Edinburgh Fringe Review: The Approach, Assembly - subtle, nuanced and utterly compelling
You feel like you are eavesdropping on a conversation at the table next to you - it is utterly compelling and its resonance lingers long after you've left the theatre.
Three women, only ever in pairs, meet in a Dublin cafe for a coffee and a catch-up - not the most magnetic sounding set up on paper but Mark O'Rowe's play, The Approach, is slowly gripping.
Cora (Cathy Belton), Anna (Aisling O’Sullivan) and her sister Denise (Derbhle Crotty) are all friends or least they were really close once.
The years pass all too quickly, things happen - life happens - and now they don’t see as much of each other.
When each pair meets their conversations start with everyday anodyne chit-chat but soon turn to more deeper personal topics such as relationships.
You have to listen carefully for clues as to how much time has passed between meetings - usually marked by relationship statuses.
A particular romantic gesture is a recurring motif and a signifier that something isn't quite straight in what the women are saying.
Despite chat of love and friendship, there is an undercurrent of yearning, loneliness and acceptance.
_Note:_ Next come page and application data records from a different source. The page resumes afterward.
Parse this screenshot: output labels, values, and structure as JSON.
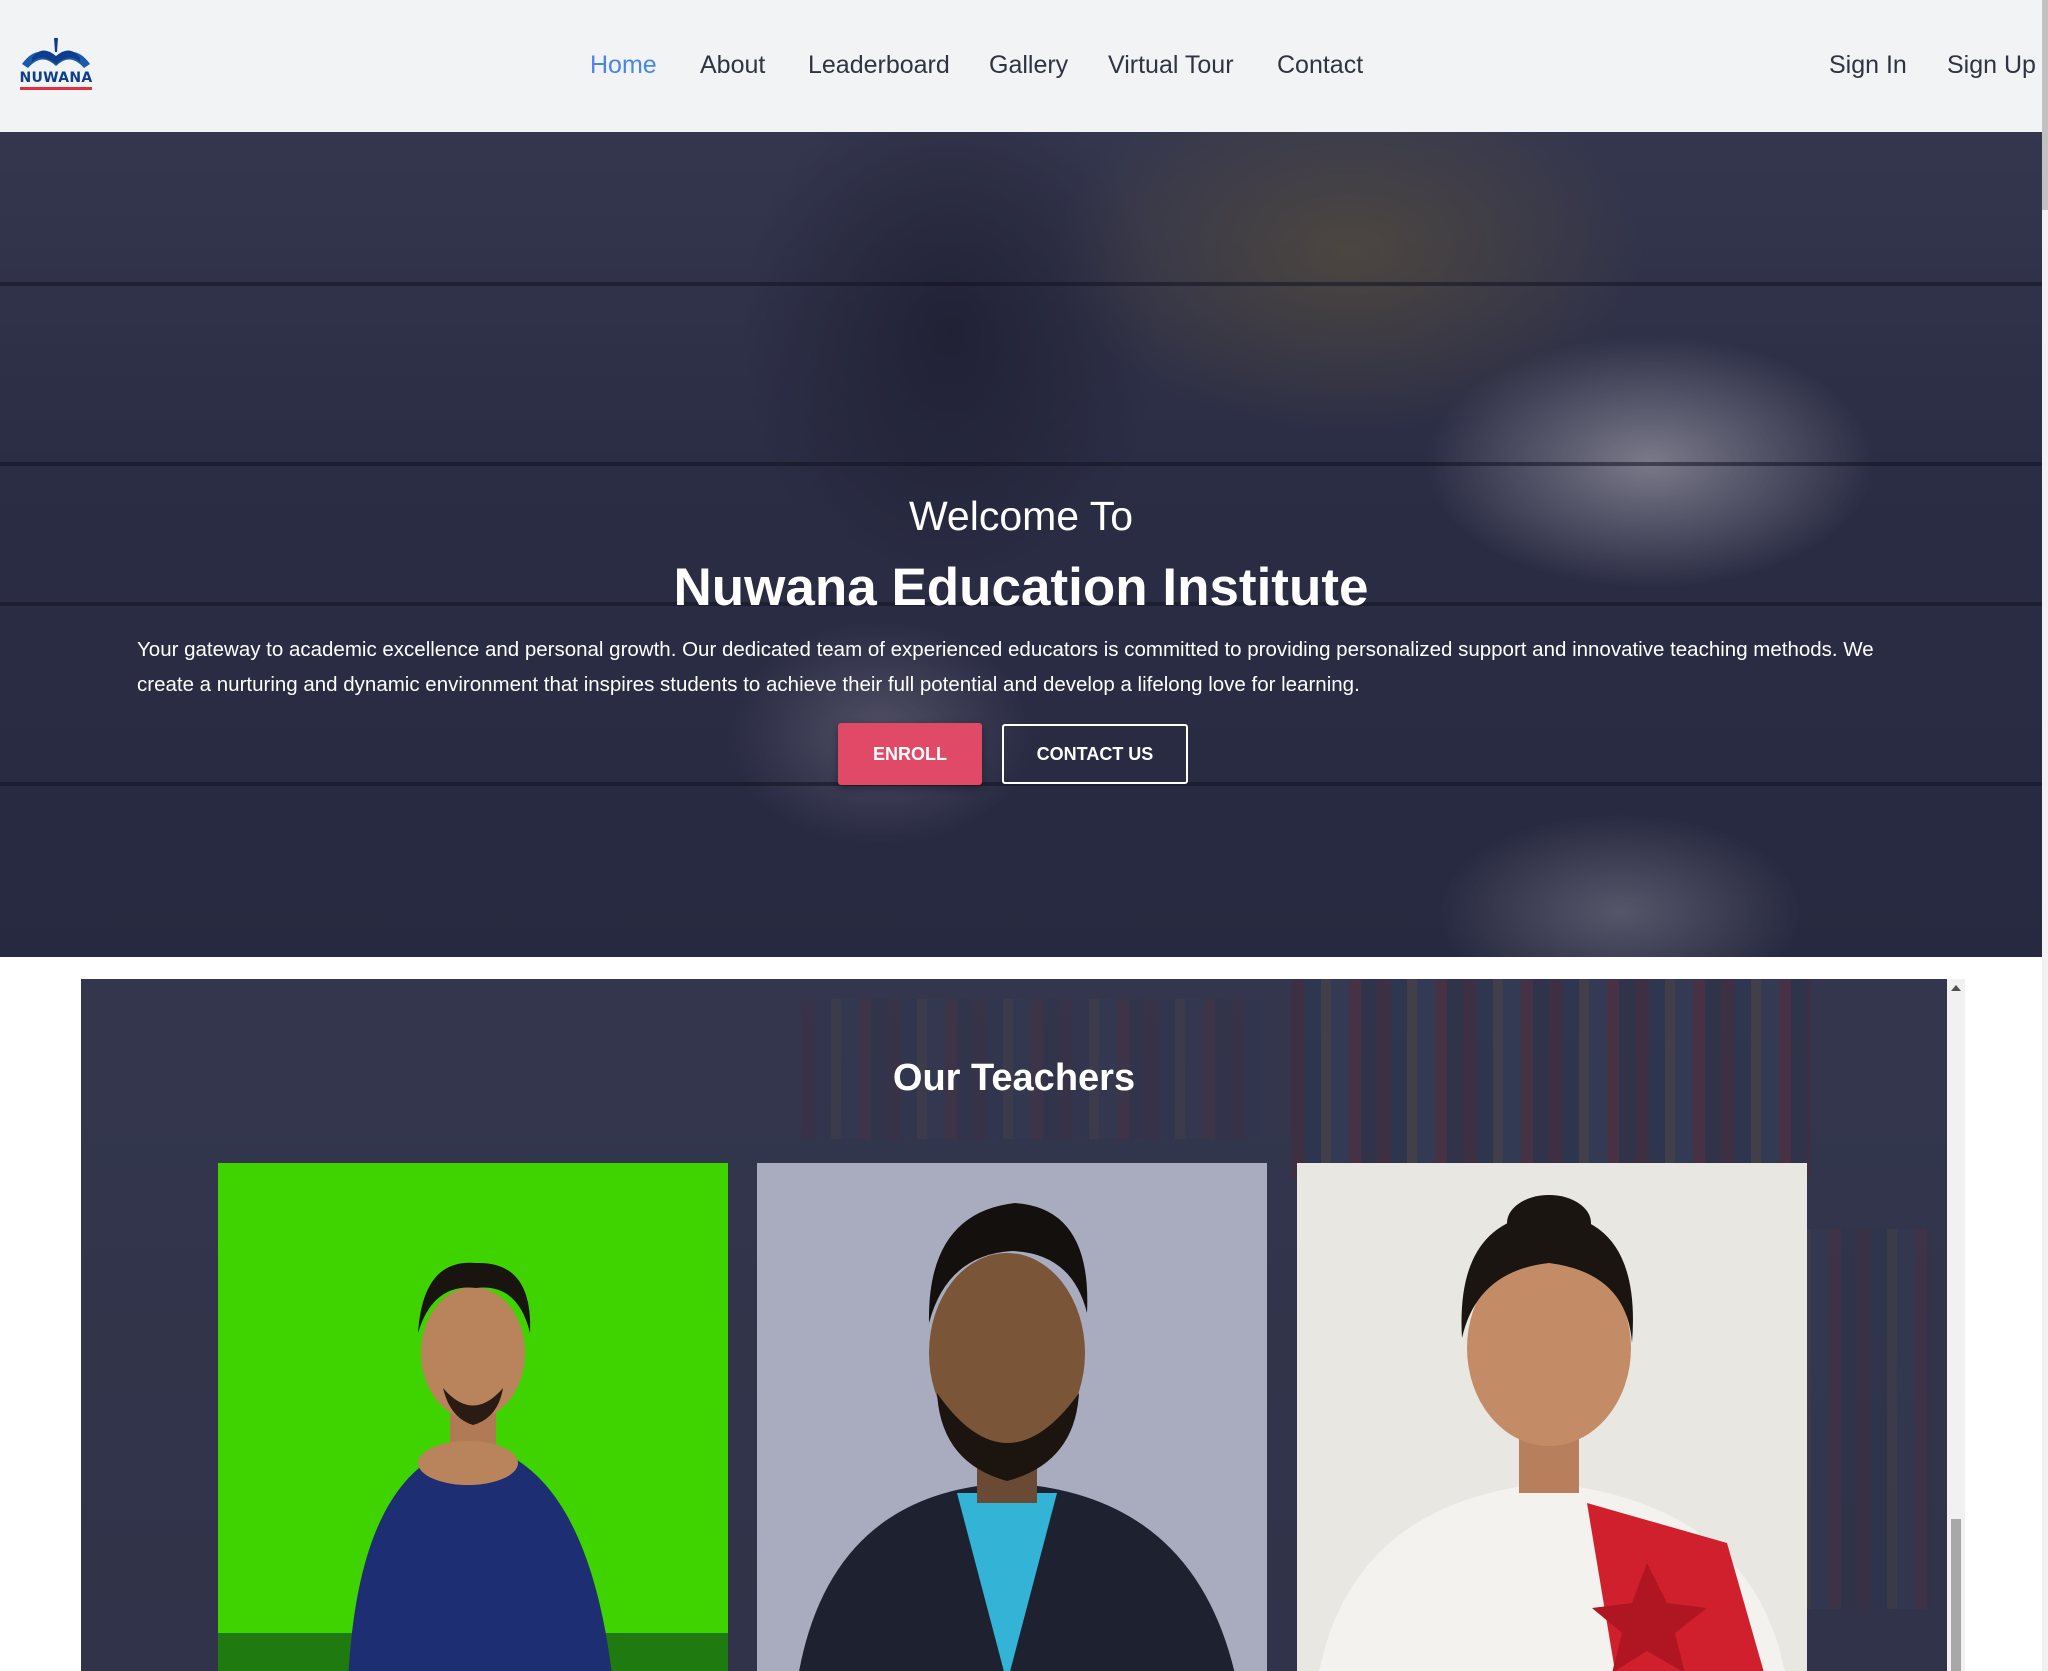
{
  "brand": {
    "logo_text": "NUWANA"
  },
  "nav": {
    "items": [
      {
        "label": "Home",
        "active": true
      },
      {
        "label": "About"
      },
      {
        "label": "Leaderboard"
      },
      {
        "label": "Gallery"
      },
      {
        "label": "Virtual Tour"
      },
      {
        "label": "Contact"
      }
    ],
    "sign_in": "Sign In",
    "sign_up": "Sign Up"
  },
  "hero": {
    "welcome": "Welcome To",
    "title": "Nuwana Education Institute",
    "description": "Your gateway to academic excellence and personal growth. Our dedicated team of experienced educators is committed to providing personalized support and innovative teaching methods. We create a nurturing and dynamic environment that inspires students to achieve their full potential and develop a lifelong love for learning.",
    "enroll_label": "ENROLL",
    "contact_label": "CONTACT US"
  },
  "teachers": {
    "title": "Our Teachers",
    "cards": [
      {
        "photo": "teacher-photo-green-background"
      },
      {
        "photo": "teacher-photo-grey-background"
      },
      {
        "photo": "teacher-photo-white-background"
      }
    ]
  },
  "colors": {
    "nav_active": "#4a86e8",
    "enroll_button": "#e04a66",
    "header_bg": "#f1f3f5"
  }
}
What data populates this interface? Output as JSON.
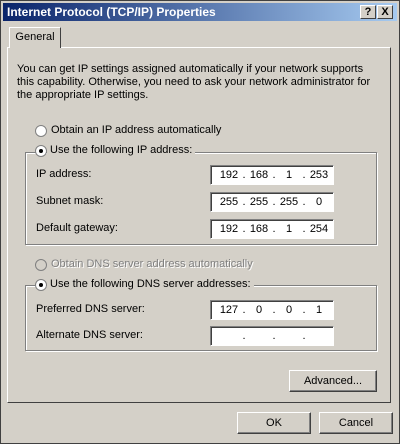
{
  "window": {
    "title": "Internet Protocol (TCP/IP) Properties",
    "help_label": "?",
    "close_label": "X"
  },
  "tabs": [
    {
      "label": "General"
    }
  ],
  "description": "You can get IP settings assigned automatically if your network supports this capability. Otherwise, you need to ask your network administrator for the appropriate IP settings.",
  "ip_section": {
    "auto_label": "Obtain an IP address automatically",
    "manual_label": "Use the following IP address:",
    "selected": "manual",
    "fields": [
      {
        "label": "IP address:",
        "octets": [
          "192",
          "168",
          "1",
          "253"
        ]
      },
      {
        "label": "Subnet mask:",
        "octets": [
          "255",
          "255",
          "255",
          "0"
        ]
      },
      {
        "label": "Default gateway:",
        "octets": [
          "192",
          "168",
          "1",
          "254"
        ]
      }
    ]
  },
  "dns_section": {
    "auto_label": "Obtain DNS server address automatically",
    "auto_enabled": false,
    "manual_label": "Use the following DNS server addresses:",
    "selected": "manual",
    "fields": [
      {
        "label": "Preferred DNS server:",
        "octets": [
          "127",
          "0",
          "0",
          "1"
        ]
      },
      {
        "label": "Alternate DNS server:",
        "octets": [
          "",
          "",
          "",
          ""
        ]
      }
    ]
  },
  "buttons": {
    "advanced": "Advanced...",
    "ok": "OK",
    "cancel": "Cancel"
  },
  "colors": {
    "dialog_bg": "#d4d0c8",
    "title_start": "#0a246a",
    "title_end": "#a6caf0"
  }
}
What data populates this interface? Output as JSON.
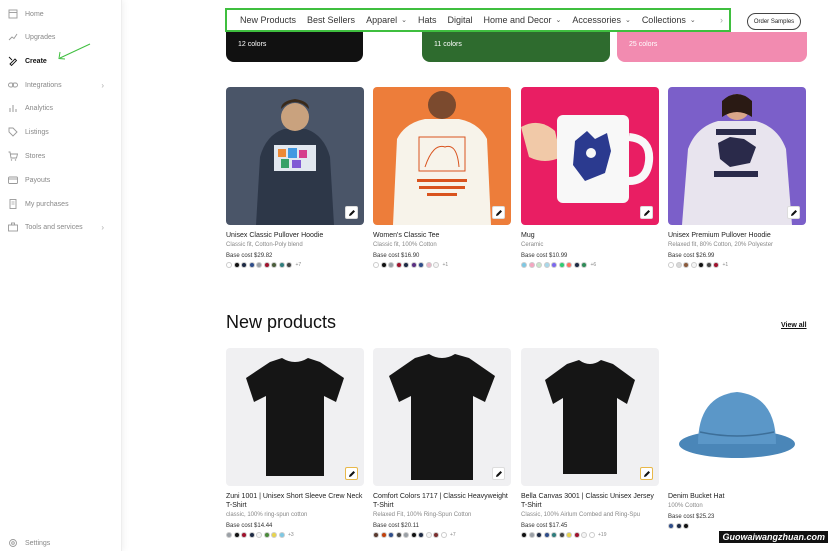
{
  "sidebar": {
    "items": [
      {
        "label": "Home",
        "icon": "home-icon"
      },
      {
        "label": "Upgrades",
        "icon": "trend-icon"
      },
      {
        "label": "Create",
        "icon": "create-icon"
      },
      {
        "label": "Integrations",
        "icon": "link-icon"
      },
      {
        "label": "Analytics",
        "icon": "bar-chart-icon"
      },
      {
        "label": "Listings",
        "icon": "tag-icon"
      },
      {
        "label": "Stores",
        "icon": "cart-icon"
      },
      {
        "label": "Payouts",
        "icon": "wallet-icon"
      },
      {
        "label": "My purchases",
        "icon": "document-icon"
      },
      {
        "label": "Tools and services",
        "icon": "toolbox-icon"
      }
    ],
    "settings_label": "Settings",
    "expand_glyph": "›"
  },
  "topnav": {
    "items": [
      {
        "label": "New Products",
        "dropdown": false
      },
      {
        "label": "Best Sellers",
        "dropdown": false
      },
      {
        "label": "Apparel",
        "dropdown": true
      },
      {
        "label": "Hats",
        "dropdown": false
      },
      {
        "label": "Digital",
        "dropdown": false
      },
      {
        "label": "Home and Decor",
        "dropdown": true
      },
      {
        "label": "Accessories",
        "dropdown": true
      },
      {
        "label": "Collections",
        "dropdown": true
      }
    ],
    "dropdown_glyph": "⌄",
    "more_glyph": "›",
    "highlight_color": "#3fbf3f"
  },
  "order_samples_label": "Order Samples",
  "banners": [
    {
      "label": "12 colors",
      "color": "#111111"
    },
    {
      "label": "11 colors",
      "color": "#2e6b2e"
    },
    {
      "label": "25 colors",
      "color": "#f28bb0"
    }
  ],
  "bestsellers": [
    {
      "title": "Unisex Classic Pullover Hoodie",
      "sub": "Classic fit, Cotton-Poly blend",
      "cost": "Base cost $29.82",
      "swatches": [
        "#ffffff",
        "#111111",
        "#1d2a44",
        "#2e4d8a",
        "#9aa0a6",
        "#a0122d",
        "#4a5d3a",
        "#2e7d7d",
        "#444444"
      ],
      "more": "+7"
    },
    {
      "title": "Women's Classic Tee",
      "sub": "Classic fit, 100% Cotton",
      "cost": "Base cost $16.90",
      "swatches": [
        "#ffffff",
        "#111111",
        "#9aa0a6",
        "#a0122d",
        "#1d2a44",
        "#5a2e82",
        "#2e4d8a",
        "#e8b4c8",
        "#f5f5f5"
      ],
      "more": "+1"
    },
    {
      "title": "Mug",
      "sub": "Ceramic",
      "cost": "Base cost $10.99",
      "swatches": [
        "#7ec8e3",
        "#f4a6c0",
        "#c8e6c9",
        "#a8d8ea",
        "#7b68ee",
        "#2ecc71",
        "#ff6f61",
        "#1d2a44",
        "#2e8b57"
      ],
      "more": "+6"
    },
    {
      "title": "Unisex Premium Pullover Hoodie",
      "sub": "Relaxed fit, 80% Cotton, 20% Polyester",
      "cost": "Base cost $26.99",
      "swatches": [
        "#ffffff",
        "#d8d8d8",
        "#8b5a3c",
        "#f5f5f5",
        "#111111",
        "#444444",
        "#a0122d"
      ],
      "more": "+1"
    }
  ],
  "new_products_title": "New products",
  "view_all_label": "View all",
  "new_products": [
    {
      "title": "Zuni 1001 | Unisex Short Sleeve Crew Neck T-Shirt",
      "sub": "classic, 100% ring-spun cotton",
      "cost": "Base cost $14.44",
      "swatches": [
        "#9aa0a6",
        "#111111",
        "#a0122d",
        "#1d2a44",
        "#f5f5f5",
        "#4a8a3a",
        "#e8d44d",
        "#7ec8e3"
      ],
      "more": "+3"
    },
    {
      "title": "Comfort Colors 1717 | Classic Heavyweight T-Shirt",
      "sub": "Relaxed Fit, 100% Ring-Spun Cotton",
      "cost": "Base cost $20.11",
      "swatches": [
        "#5a3a2e",
        "#c2410c",
        "#2e4d8a",
        "#444444",
        "#9aa0a6",
        "#111111",
        "#1d2a44",
        "#f5f5f5",
        "#7b2e2e",
        "#ffffff"
      ],
      "more": "+7"
    },
    {
      "title": "Bella Canvas 3001 | Classic Unisex Jersey T-Shirt",
      "sub": "Classic, 100% Airlum Combed and Ring-Spu",
      "cost": "Base cost $17.45",
      "swatches": [
        "#111111",
        "#9aa0a6",
        "#1d2a44",
        "#2e4d8a",
        "#2e7d7d",
        "#444444",
        "#e8d44d",
        "#a0122d",
        "#f5f5f5",
        "#ffffff"
      ],
      "more": "+19"
    },
    {
      "title": "Denim Bucket Hat",
      "sub": "100% Cotton",
      "cost": "Base cost $25.23",
      "swatches": [
        "#2e4d8a",
        "#1d2a44",
        "#111111"
      ],
      "more": ""
    }
  ],
  "watermark": "Guowaiwangzhuan.com"
}
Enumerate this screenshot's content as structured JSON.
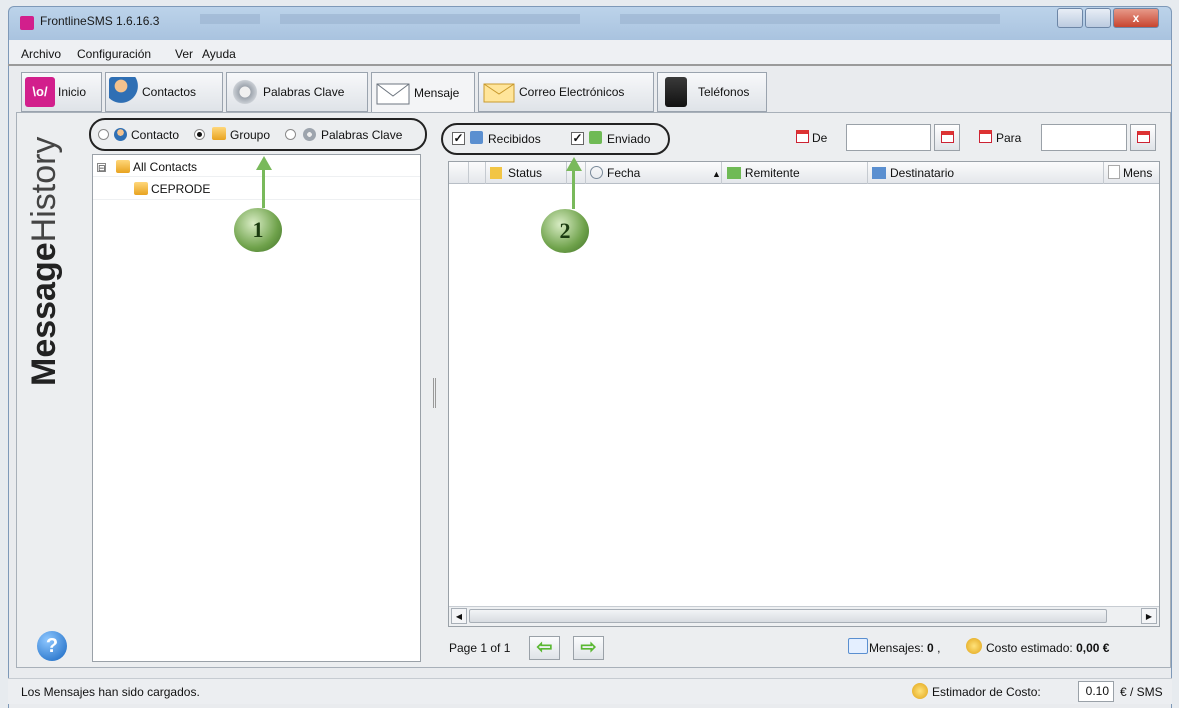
{
  "window": {
    "title": "FrontlineSMS 1.6.16.3",
    "close_glyph": "x"
  },
  "menu": [
    "Archivo",
    "Configuración",
    "Ver",
    "Ayuda"
  ],
  "tabs": [
    {
      "label": "Inicio",
      "icon": "frontline-logo-icon"
    },
    {
      "label": "Contactos",
      "icon": "contacts-icon"
    },
    {
      "label": "Palabras Clave",
      "icon": "gear-icon"
    },
    {
      "label": "Mensaje",
      "icon": "envelope-icon",
      "active": true
    },
    {
      "label": "Correo Electrónicos",
      "icon": "email-icon"
    },
    {
      "label": "Teléfonos",
      "icon": "phone-icon"
    }
  ],
  "sidebar": {
    "vertical_title_bold": "Message",
    "vertical_title_light": "History",
    "help_glyph": "?"
  },
  "filter": {
    "options": [
      {
        "label": "Contacto",
        "selected": false
      },
      {
        "label": "Groupo",
        "selected": true
      },
      {
        "label": "Palabras Clave",
        "selected": false
      }
    ]
  },
  "tree": {
    "expander": "⊟",
    "root": "All Contacts",
    "children": [
      "CEPRODE"
    ]
  },
  "annotations": [
    "1",
    "2"
  ],
  "message_filter": {
    "received_label": "Recibidos",
    "received_checked": true,
    "sent_label": "Enviado",
    "sent_checked": true,
    "check_glyph": "✓"
  },
  "date_filter": {
    "from_label": "De",
    "from_value": "",
    "to_label": "Para",
    "to_value": ""
  },
  "table": {
    "columns": [
      "Status",
      "Fecha",
      "Remitente",
      "Destinatario",
      "Mens"
    ],
    "sort_glyph": "▲",
    "rows": []
  },
  "pagination": {
    "label": "Page 1 of 1",
    "prev_glyph": "⇦",
    "next_glyph": "⇨"
  },
  "summary": {
    "messages_label": "Mensajes:",
    "messages_count": "0",
    "separator": ",",
    "cost_label": "Costo estimado:",
    "cost_value": "0,00 €"
  },
  "status": {
    "message": "Los Mensajes han sido cargados.",
    "estimator_label": "Estimador de Costo:",
    "cost_per_sms": "0.10",
    "unit": "€ / SMS"
  },
  "colors": {
    "accent": "#d21f8c",
    "arrow": "#79b95b"
  }
}
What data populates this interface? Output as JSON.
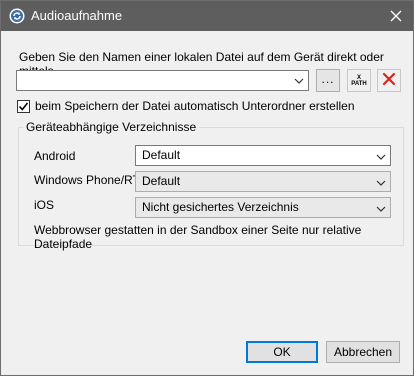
{
  "window": {
    "title": "Audioaufnahme",
    "app_icon": "altova-mobile-icon",
    "close_icon": "close-icon"
  },
  "prompt": "Geben Sie den Namen einer lokalen Datei auf dem Gerät direkt oder mittels",
  "file_input": {
    "value": "",
    "dropdown_icon": "chevron-down-icon"
  },
  "toolbar": {
    "browse_label": "...",
    "xpath_top": "X",
    "xpath_bottom": "PATH",
    "delete_icon": "red-x-icon"
  },
  "auto_subfolder": {
    "label": "beim Speichern der Datei automatisch Unterordner erstellen",
    "checked": true
  },
  "group": {
    "title": "Geräteabhängige Verzeichnisse",
    "rows": [
      {
        "label": "Android",
        "value": "Default"
      },
      {
        "label": "Windows Phone/RT",
        "value": "Default"
      },
      {
        "label": "iOS",
        "value": "Nicht gesichertes Verzeichnis"
      }
    ],
    "note": "Webbrowser gestatten in der Sandbox einer Seite nur relative Dateipfade"
  },
  "buttons": {
    "ok": "OK",
    "cancel": "Abbrechen"
  },
  "colors": {
    "titlebar": "#5e5e5e",
    "delete_red": "#d9231e",
    "focus_blue": "#0078d7"
  }
}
A desire to appear happy and content at least.
O'Rowe's script beautifully captures the naturalness of everyday speech, the performances nuanced and equally natural - no dramatics or stalking the stage here.
And this is the power of this play, you feel like you are eavesdropping on a conversation at the table next to you - it is utterly compelling and its resonance lingers long after you've left the theatre.
The Approach is at 13.25 at the Rainy Hall at Assembly until August 27 (not the 22nd).
More Edinburgh Fringe stuff:
Edinburgh Fringe Review: The poverty trap through the eyes of a teenager in Killymuck
Some things I've learned on my first day at the Fringe
Edinburgh Fringe Review: Ladykiller or how to use gender stereotypes to get away with murder
Edinburgh Fringe Review: The Vanishing Man and The Extinction Event - magic, clever and fun
Peaky Blinders comes to the Edinburgh Fringe in Tobacco Road (review)
A play losing its way in The Journey (Edinburgh Fringe review)